Robby Martin gets all of this one for a deep sac fly to dead center. Good job of staying on it in a tough left on left matchup. One of the top hit tools in the ‘21 draft class. pic.twitter.com/pbqOMQp6ji— Brett Nevitt (@brettpn) July 10, 2020
Martin is down nearly 20 pounds from the end of his sophomore year, and 30 pounds since reaching campus in 2018. The weight drop has made him lighter on his feet and looser through his swing path. The third-year sophomore is ready to put his new-found athleticism on display in 2021. On the importance of his weight drop, Martin said, “Just trying to work on speed in the outfield and quick steps. Other than that, I think it translates to just overall being more athletic.”
The outfielder didn’t see the field much early on in his career, as he was Florida State’s designated hitter. He’s made it a priority to progress his defensive skills at Florida State. He now looks and feels like an everyday outfielder. A lot of the improvements have come through his conditioning, as he said, “I think from freshman year being heavier I felt a big difference conditioning wise.
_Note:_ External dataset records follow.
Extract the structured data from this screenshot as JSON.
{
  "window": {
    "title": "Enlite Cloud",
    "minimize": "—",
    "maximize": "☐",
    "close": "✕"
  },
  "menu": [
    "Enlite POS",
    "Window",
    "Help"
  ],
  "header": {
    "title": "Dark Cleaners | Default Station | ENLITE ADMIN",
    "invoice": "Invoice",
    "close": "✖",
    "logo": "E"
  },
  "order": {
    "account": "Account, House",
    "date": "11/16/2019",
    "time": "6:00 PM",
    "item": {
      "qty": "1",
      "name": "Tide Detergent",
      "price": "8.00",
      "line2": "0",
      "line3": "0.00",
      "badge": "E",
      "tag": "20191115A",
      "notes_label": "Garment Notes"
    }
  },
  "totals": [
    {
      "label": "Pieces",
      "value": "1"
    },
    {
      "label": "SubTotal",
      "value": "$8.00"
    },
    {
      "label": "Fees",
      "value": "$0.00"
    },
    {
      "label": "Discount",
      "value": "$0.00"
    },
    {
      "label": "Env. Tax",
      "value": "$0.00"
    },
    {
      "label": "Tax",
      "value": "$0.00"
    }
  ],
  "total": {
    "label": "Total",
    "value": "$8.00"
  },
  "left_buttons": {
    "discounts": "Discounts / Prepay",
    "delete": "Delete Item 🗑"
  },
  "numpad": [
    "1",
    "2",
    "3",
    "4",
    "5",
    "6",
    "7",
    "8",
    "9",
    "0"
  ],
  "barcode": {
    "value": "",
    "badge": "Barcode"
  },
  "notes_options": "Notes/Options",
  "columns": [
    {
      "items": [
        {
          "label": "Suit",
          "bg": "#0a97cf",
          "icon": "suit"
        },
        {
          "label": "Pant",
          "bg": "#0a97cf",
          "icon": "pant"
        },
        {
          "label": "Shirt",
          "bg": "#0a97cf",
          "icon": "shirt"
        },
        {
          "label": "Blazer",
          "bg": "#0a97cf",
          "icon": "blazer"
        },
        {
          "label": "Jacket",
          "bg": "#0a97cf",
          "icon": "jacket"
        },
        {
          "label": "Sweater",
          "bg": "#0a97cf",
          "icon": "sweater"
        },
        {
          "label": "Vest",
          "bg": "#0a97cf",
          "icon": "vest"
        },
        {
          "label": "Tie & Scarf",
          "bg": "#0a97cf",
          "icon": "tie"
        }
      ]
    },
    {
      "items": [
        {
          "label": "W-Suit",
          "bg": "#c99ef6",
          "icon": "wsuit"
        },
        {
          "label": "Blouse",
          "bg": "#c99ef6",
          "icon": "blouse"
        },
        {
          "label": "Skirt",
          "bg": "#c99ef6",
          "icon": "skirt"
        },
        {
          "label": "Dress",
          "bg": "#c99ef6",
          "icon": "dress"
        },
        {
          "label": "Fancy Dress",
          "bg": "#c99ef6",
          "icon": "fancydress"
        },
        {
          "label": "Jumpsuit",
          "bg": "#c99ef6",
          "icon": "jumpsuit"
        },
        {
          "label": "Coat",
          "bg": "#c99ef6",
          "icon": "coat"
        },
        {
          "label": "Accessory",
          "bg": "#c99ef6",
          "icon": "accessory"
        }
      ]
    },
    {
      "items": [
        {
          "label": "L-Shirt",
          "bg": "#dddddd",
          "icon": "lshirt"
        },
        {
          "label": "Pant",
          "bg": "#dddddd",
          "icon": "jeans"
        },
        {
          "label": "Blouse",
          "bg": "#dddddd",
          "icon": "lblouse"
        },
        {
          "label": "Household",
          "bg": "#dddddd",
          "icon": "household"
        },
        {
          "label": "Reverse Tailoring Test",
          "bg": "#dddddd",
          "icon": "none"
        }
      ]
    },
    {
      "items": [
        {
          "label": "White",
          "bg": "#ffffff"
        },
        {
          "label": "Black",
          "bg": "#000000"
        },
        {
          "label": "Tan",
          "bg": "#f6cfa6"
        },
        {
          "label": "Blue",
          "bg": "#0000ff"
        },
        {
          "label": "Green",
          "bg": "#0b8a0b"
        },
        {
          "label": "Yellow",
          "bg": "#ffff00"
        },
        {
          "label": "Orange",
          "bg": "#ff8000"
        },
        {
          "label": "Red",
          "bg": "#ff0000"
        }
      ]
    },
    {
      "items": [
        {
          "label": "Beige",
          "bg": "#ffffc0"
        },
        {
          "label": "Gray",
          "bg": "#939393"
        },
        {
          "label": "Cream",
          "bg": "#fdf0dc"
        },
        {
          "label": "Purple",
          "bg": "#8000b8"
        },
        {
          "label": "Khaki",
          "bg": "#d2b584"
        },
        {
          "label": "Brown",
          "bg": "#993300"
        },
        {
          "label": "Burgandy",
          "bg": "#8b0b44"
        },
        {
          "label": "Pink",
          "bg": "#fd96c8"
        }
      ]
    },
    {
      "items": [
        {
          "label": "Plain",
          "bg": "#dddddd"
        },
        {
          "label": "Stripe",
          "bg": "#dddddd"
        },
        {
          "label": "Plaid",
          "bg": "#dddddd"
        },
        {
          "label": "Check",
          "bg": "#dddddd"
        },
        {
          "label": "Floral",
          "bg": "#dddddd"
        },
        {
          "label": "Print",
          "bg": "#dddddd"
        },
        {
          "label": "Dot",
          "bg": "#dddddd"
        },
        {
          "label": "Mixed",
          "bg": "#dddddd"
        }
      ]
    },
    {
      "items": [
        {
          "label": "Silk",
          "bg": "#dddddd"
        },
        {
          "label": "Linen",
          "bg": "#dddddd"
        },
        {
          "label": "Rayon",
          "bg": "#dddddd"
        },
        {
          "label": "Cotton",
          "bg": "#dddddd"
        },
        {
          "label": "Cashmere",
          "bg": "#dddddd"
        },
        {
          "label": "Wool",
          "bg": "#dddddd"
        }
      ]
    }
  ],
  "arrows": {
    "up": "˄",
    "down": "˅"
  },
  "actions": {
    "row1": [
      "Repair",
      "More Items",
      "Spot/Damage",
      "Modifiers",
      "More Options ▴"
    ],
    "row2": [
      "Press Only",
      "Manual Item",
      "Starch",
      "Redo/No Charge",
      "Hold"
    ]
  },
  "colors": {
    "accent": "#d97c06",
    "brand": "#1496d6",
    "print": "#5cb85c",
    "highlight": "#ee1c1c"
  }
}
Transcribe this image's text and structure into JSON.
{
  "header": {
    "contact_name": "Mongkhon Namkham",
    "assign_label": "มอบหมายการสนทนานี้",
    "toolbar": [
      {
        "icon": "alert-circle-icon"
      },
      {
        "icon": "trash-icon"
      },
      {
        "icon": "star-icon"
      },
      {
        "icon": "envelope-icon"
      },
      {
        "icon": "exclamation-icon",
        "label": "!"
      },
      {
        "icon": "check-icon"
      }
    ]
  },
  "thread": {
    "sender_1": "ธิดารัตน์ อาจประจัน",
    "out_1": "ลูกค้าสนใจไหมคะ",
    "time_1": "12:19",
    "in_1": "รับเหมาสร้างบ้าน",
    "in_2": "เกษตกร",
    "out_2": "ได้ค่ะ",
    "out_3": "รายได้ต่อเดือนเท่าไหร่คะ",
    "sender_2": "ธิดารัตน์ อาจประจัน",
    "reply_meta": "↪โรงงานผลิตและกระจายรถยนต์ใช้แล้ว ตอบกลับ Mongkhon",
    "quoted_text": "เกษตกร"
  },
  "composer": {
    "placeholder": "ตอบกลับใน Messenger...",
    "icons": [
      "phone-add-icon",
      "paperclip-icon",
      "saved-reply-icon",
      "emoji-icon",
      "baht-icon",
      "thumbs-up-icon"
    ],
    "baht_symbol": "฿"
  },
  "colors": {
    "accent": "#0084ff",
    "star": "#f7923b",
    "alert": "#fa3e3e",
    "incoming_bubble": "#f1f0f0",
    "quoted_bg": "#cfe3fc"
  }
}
Practices felt a whole lot easier and not being wore out after three games.”
Robby Martin continues to make hard contact here in the FCSL. Smokes a line drive single up the middle in a tough left on left matchup. pic.twitter.com/iW246dS048— Brett Nevitt (@brettpn) July 13, 2020
A large part of his progression has been aided by the teaching of outfield coach Tyler Holt. Martin has worked one-on-one with him for three years now, and the experiences of Holt have been as important as anything for Martin. On working with Holt, the former MLB OF, Martin said, “I think it’s great having a guy like ‘T-Holt,’ who has been at the highest level you can go in baseball. Just being able to learn from him and the things he did, whether it was here or in the big leagues, I think it’s awesome to have an outfield coach like that especially because he’s been in the big moments that we’re trying to get to.”
Martin was a power hitter in high school, hitting double digit homers between his junior and senior years, but hasn’t tapped into it at Florid State. Through 80 games as a Seminole, Martin has deposited just four balls out of the park. The addition of power is the last piece of the puzzle for the Tampa native’s game. “It’s not something I want to try to do, but if it happens, it happens. It’s something I definitely am working on and want to work on, just getting the balls to the gap more and driving balls more consistently.”